START Dataset entries

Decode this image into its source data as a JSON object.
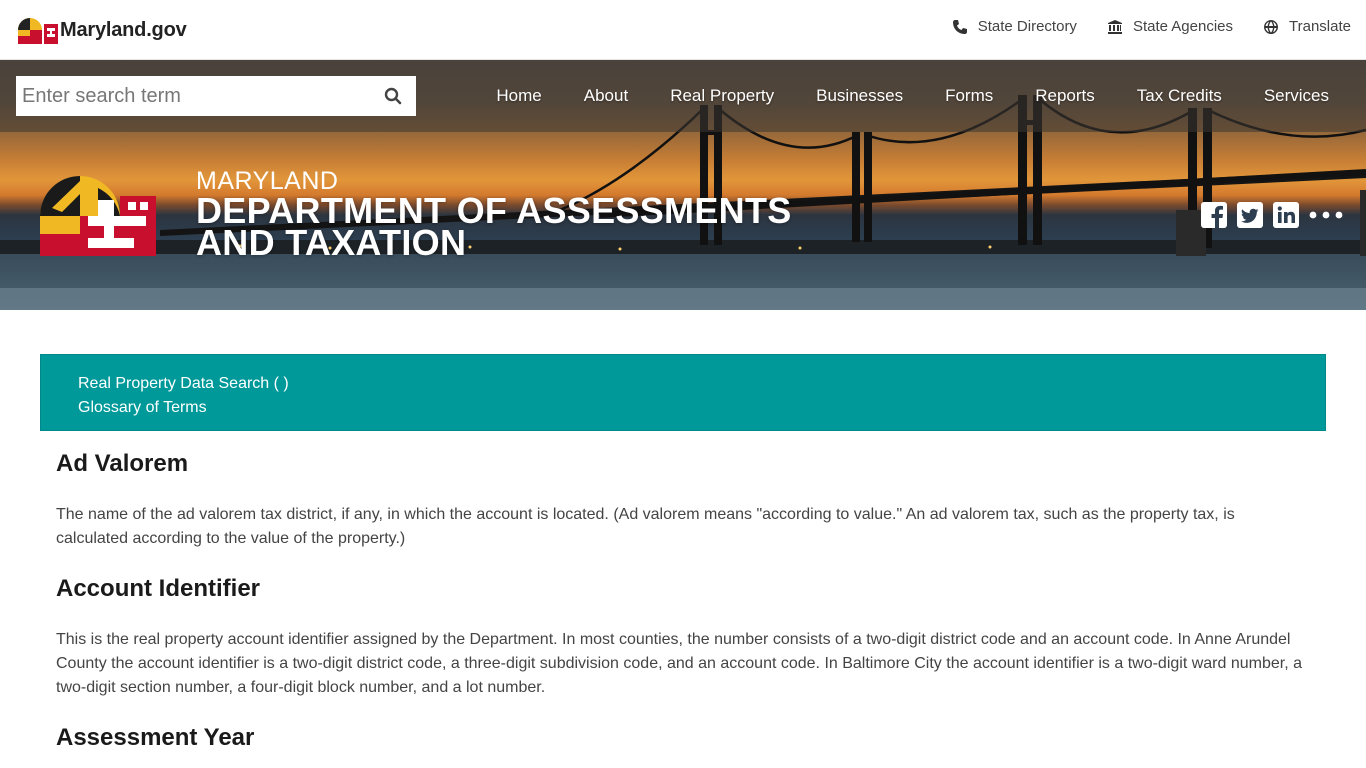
{
  "header": {
    "logo_text": "Maryland.gov",
    "utility_links": [
      {
        "label": "State Directory",
        "icon": "phone-icon"
      },
      {
        "label": "State Agencies",
        "icon": "building-icon"
      },
      {
        "label": "Translate",
        "icon": "globe-icon"
      }
    ]
  },
  "search": {
    "placeholder": "Enter search term"
  },
  "nav": {
    "items": [
      "Home",
      "About",
      "Real Property",
      "Businesses",
      "Forms",
      "Reports",
      "Tax Credits",
      "Services"
    ]
  },
  "agency": {
    "super_title": "MARYLAND",
    "name_line1": "DEPARTMENT OF ASSESSMENTS",
    "name_line2": "AND TAXATION"
  },
  "social": [
    "facebook-icon",
    "twitter-icon",
    "linkedin-icon",
    "more-icon"
  ],
  "breadcrumbs": [
    "Real Property Data Search ( )",
    "Glossary of Terms"
  ],
  "glossary": [
    {
      "term": "Ad Valorem",
      "definition": "The name of the ad valorem tax district, if any, in which the account is located. (Ad valorem means \"according to value.\" An ad valorem tax, such as the property tax, is calculated according to the value of the property.)"
    },
    {
      "term": "Account Identifier",
      "definition": "This is the real property account identifier assigned by the Department. In most counties, the number consists of a two-digit district code and an account code. In Anne Arundel County the account identifier is a two-digit district code, a three-digit subdivision code, and an account code. In Baltimore City the account identifier is a two-digit ward number, a two-digit section number, a four-digit block number, and a lot number."
    },
    {
      "term": "Assessment Year",
      "definition": ""
    }
  ],
  "colors": {
    "teal": "#00999a",
    "flag_gold": "#f0b823",
    "flag_red": "#c8102e"
  }
}
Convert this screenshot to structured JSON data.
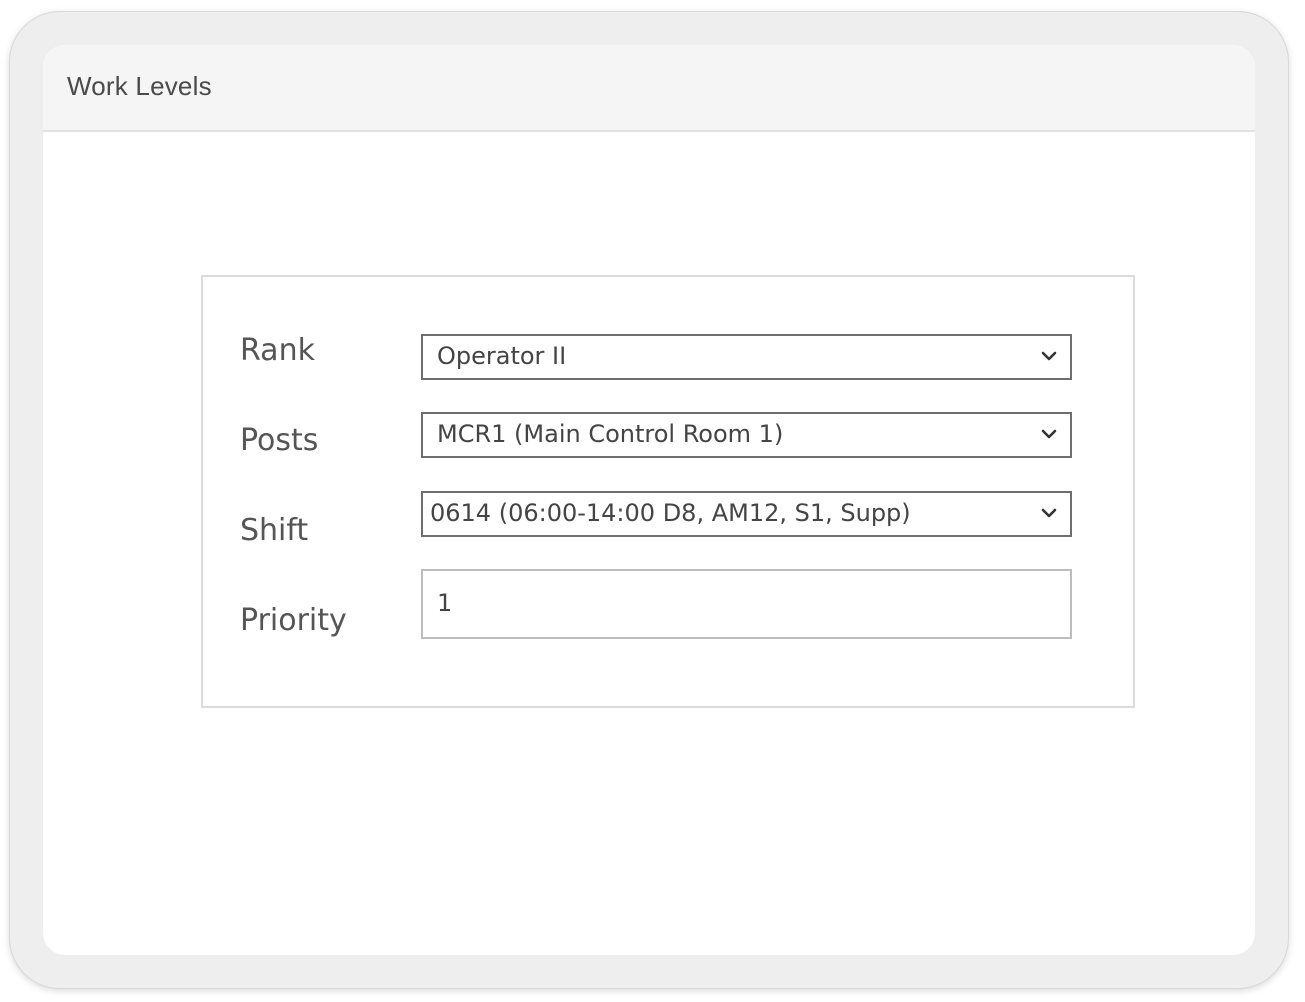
{
  "header": {
    "title": "Work Levels"
  },
  "form": {
    "rank": {
      "label": "Rank",
      "value": "Operator II",
      "icon": "chevron-down-icon"
    },
    "posts": {
      "label": "Posts",
      "value": "MCR1 (Main Control Room 1)",
      "icon": "chevron-down-icon"
    },
    "shift": {
      "label": "Shift",
      "value": "0614 (06:00-14:00 D8, AM12, S1, Supp)",
      "icon": "chevron-down-icon"
    },
    "priority": {
      "label": "Priority",
      "value": "1"
    }
  },
  "colors": {
    "header_bg": "#f5f5f5",
    "frame_bg": "#eeeeee",
    "text": "#444444"
  }
}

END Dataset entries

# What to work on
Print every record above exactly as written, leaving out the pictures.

# Written reply
Decode this image into its source data as a JSON object.
{
  "header": {
    "logo_text": "Maryland.gov",
    "utility_links": [
      {
        "label": "State Directory",
        "icon": "phone-icon"
      },
      {
        "label": "State Agencies",
        "icon": "building-icon"
      },
      {
        "label": "Translate",
        "icon": "globe-icon"
      }
    ]
  },
  "search": {
    "placeholder": "Enter search term"
  },
  "nav": {
    "items": [
      "Home",
      "About",
      "Real Property",
      "Businesses",
      "Forms",
      "Reports",
      "Tax Credits",
      "Services"
    ]
  },
  "agency": {
    "super_title": "MARYLAND",
    "name_line1": "DEPARTMENT OF ASSESSMENTS",
    "name_line2": "AND TAXATION"
  },
  "social": [
    "facebook-icon",
    "twitter-icon",
    "linkedin-icon",
    "more-icon"
  ],
  "breadcrumbs": [
    "Real Property Data Search ( )",
    "Glossary of Terms"
  ],
  "glossary": [
    {
      "term": "Ad Valorem",
      "definition": "The name of the ad valorem tax district, if any, in which the account is located. (Ad valorem means \"according to value.\" An ad valorem tax, such as the property tax, is calculated according to the value of the property.)"
    },
    {
      "term": "Account Identifier",
      "definition": "This is the real property account identifier assigned by the Department. In most counties, the number consists of a two-digit district code and an account code. In Anne Arundel County the account identifier is a two-digit district code, a three-digit subdivision code, and an account code. In Baltimore City the account identifier is a two-digit ward number, a two-digit section number, a four-digit block number, and a lot number."
    },
    {
      "term": "Assessment Year",
      "definition": ""
    }
  ],
  "colors": {
    "teal": "#00999a",
    "flag_gold": "#f0b823",
    "flag_red": "#c8102e"
  }
}
Convert this screenshot to structured JSON data.
{
  "header": {
    "title": "Work Levels"
  },
  "form": {
    "rank": {
      "label": "Rank",
      "value": "Operator II",
      "icon": "chevron-down-icon"
    },
    "posts": {
      "label": "Posts",
      "value": "MCR1 (Main Control Room 1)",
      "icon": "chevron-down-icon"
    },
    "shift": {
      "label": "Shift",
      "value": "0614 (06:00-14:00 D8, AM12, S1, Supp)",
      "icon": "chevron-down-icon"
    },
    "priority": {
      "label": "Priority",
      "value": "1"
    }
  },
  "colors": {
    "header_bg": "#f5f5f5",
    "frame_bg": "#eeeeee",
    "text": "#444444"
  }
}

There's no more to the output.